New Zealand has run current account deficits for as long as I can remember. Those deficits get funded either by asset sales (private or government) or by increasing our debts. This is just simple maths.
At times we economists comfort ourselves with the truism that as long as the deficit as a share of GDP isn't greater than the growth in GDP that year, then the increment to the debt at worst will keep the debt-to-GDP ratio constant. That too is simple maths. Confused? Just believe me.
Anyway, this is one of the most indebted countries in the world with a net external debt-to-GDP ratio of 90 per cent. We are still behind Ireland (130 per cent) if that's comforting, and a smidgen short of Greece (91 per cent), but Australia isn't as bad (77 per cent) while the US (19 per cent), UK (14 per cent) and Canada (20 per cent), make us look delinquent.
This has come about - as has our interminable slide down the OECD standard of living scale - because we have an abominable record on economic returns from investment of our capital and labour.

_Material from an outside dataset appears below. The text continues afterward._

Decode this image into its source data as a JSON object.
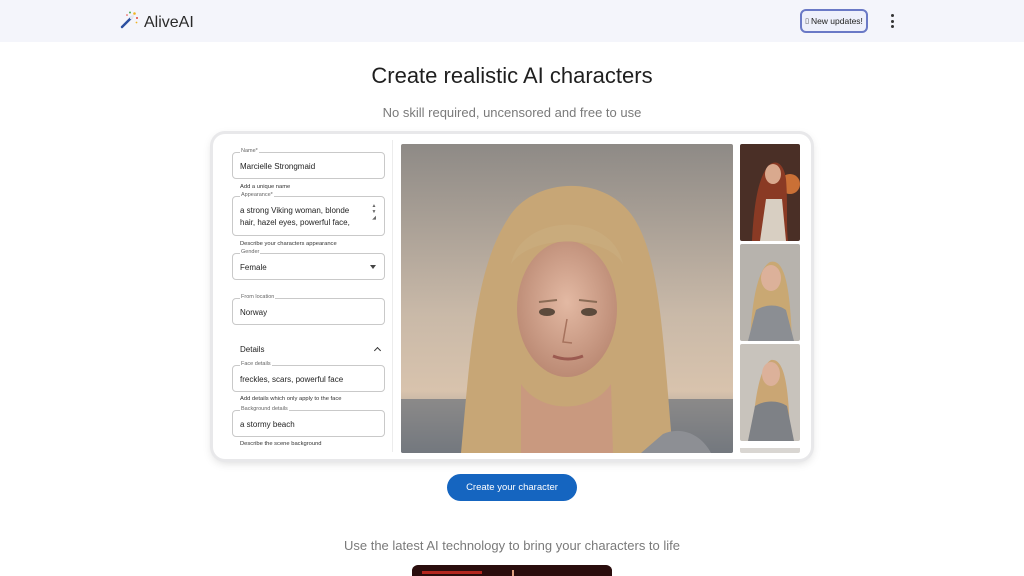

We don't have enough winners in terms of income generation, so the GDP we generate from applying capital and labour simply is not enough to prevent our slide in relative living standards.
Notwithstanding that deficiency we continue to live it up as though we are right up there with the world's richest. And of course you can only drink champagne on a beer budget by selling your assets or raising more debt. We do both.
So last week's government celebration that the Chinese are keen to extend us more debt, buy more of our assets, is akin to the relief a chronic drunkard gets when the next drink is procured.
But hey, we're about to redefine our national targets to include happiness and other touchy-feely vibes from our clean, green and oh-so-pure environment, so determined are we to ensure the money side of the equation will matter even less.
Oh yeah? Money isn't everything but having no money is. Ask anyone on poor street. That reality is only slowly descending on those of us who remain here as the number of assets we own declines, and the share of our export income we have to devote to interest payments continues to rise.
Our external liabilities are mainly private sector debt so the Business Roundtable would say "no worries".
Let's switch for a minute from the sinking ship that Kiwis are aboard to the future for China, destined to become our largest creditor, and then the largest owner of our assets. Just what is their game?
On the surface it seems crazy that they would keep lending to indebted delinquents who use the money in large part to buy goods from China, so the Chinese export machine can keep humming.
If the ability of the indebted to service their loans starts to falter doesn't that mean that China will ultimately have to forgive debts - much like the US had to write off loans to Latin America in the 1980s?
That prognosis is correct but a lot of water has to flow under the bridge before debt forgiveness day. And, meanwhile, the Chinese can opt to buy assets with its export proceeds from the indebted rather than just allow the debts to pile up. In fact, that's a point we are reaching at present.
China has a long-term planning horizon, and unlike us is not obsessed with maximising what its households have to spend today. After all, elections are not critical to the policy settings in the Middle Kingdom.
One thing we all know is China is natural resource-hungry - it has a lot of resources within its borders but not nearly enough to satisfy the demands of the world's largest manufacturer.
So getting access to resources abroad is an important objective. For example, remember all the fuss in 2009 when the Australians rejected China's takeover offer for Rio Tinto and the revenge just a year later that saw that company's executives sentenced to 14 years in Chinese jails? This stuff can get pretty heavy when push comes to shove.
Long before debt forgiveness becomes an issue, expect China to have accumulated a lot of assets in the countries that are happily running along on Chinese credit.
The equity for debt swaps will become ubiquitous as the debt dependency of some countries becomes a drag on their consumption-led growth formula. New Zealand has to lift the income it earns from deploying its labour and capital, or alternatively just put up with a continued slide in income relative to other countries.
Choosing the latter underpins brain drain and we become little more than a retirement village for returning expats, and a low income home for the rest. Choosing the former requires a revolution in our tax, welfare and regulatory policies.
We are a nation of incrementalists, so such a revolution is unlikely.
* Gareth Morgan is a director of Gareth Morgan Investments.